- _ASSIGNMENT_
Look through the data below and, wherever a line carries the word "label", please copy that line.

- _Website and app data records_
- - - -

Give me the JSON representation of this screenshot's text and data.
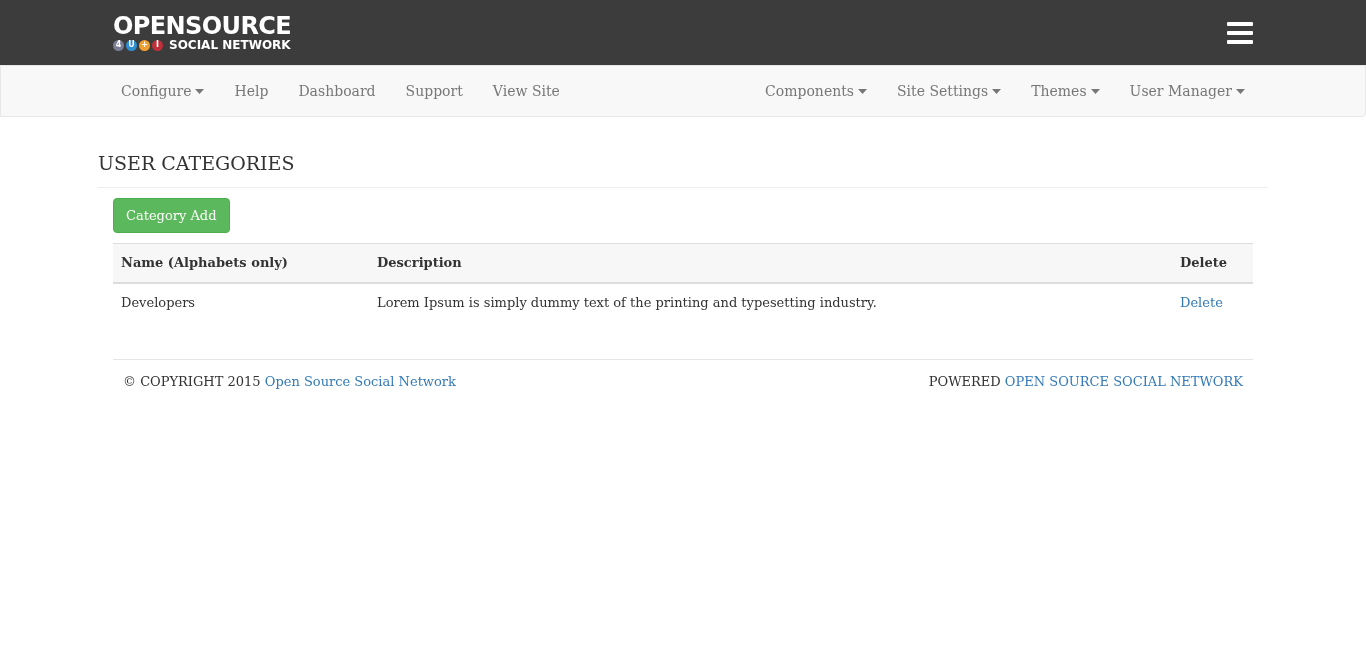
{
  "logo": {
    "title": "OPENSOURCE",
    "badges": [
      {
        "text": "4",
        "color": "#7a7f95"
      },
      {
        "text": "U",
        "color": "#2f8fd0"
      },
      {
        "text": "+",
        "color": "#f0a030"
      },
      {
        "text": "I",
        "color": "#c0303a"
      }
    ],
    "subtitle": "SOCIAL NETWORK"
  },
  "nav_left": [
    {
      "label": "Configure",
      "dropdown": true
    },
    {
      "label": "Help",
      "dropdown": false
    },
    {
      "label": "Dashboard",
      "dropdown": false
    },
    {
      "label": "Support",
      "dropdown": false
    },
    {
      "label": "View Site",
      "dropdown": false
    }
  ],
  "nav_right": [
    {
      "label": "Components",
      "dropdown": true
    },
    {
      "label": "Site Settings",
      "dropdown": true
    },
    {
      "label": "Themes",
      "dropdown": true
    },
    {
      "label": "User Manager",
      "dropdown": true
    }
  ],
  "page_title": "USER CATEGORIES",
  "add_button": "Category Add",
  "table": {
    "columns": [
      "Name (Alphabets only)",
      "Description",
      "Delete"
    ],
    "rows": [
      {
        "name": "Developers",
        "description": "Lorem Ipsum is simply dummy text of the printing and typesetting industry.",
        "action": "Delete"
      }
    ]
  },
  "footer": {
    "copyright": "© COPYRIGHT 2015",
    "copyright_link": "Open Source Social Network",
    "powered": "POWERED",
    "powered_link": "OPEN SOURCE SOCIAL NETWORK"
  }
}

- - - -

- _FINAL ANSWER_
      "label": "Configure",
      "label": "Help",
      "label": "Dashboard",
      "label": "Support",
      "label": "View Site",
      "label": "Components",
      "label": "Site Settings",
      "label": "Themes",
      "label": "User Manager",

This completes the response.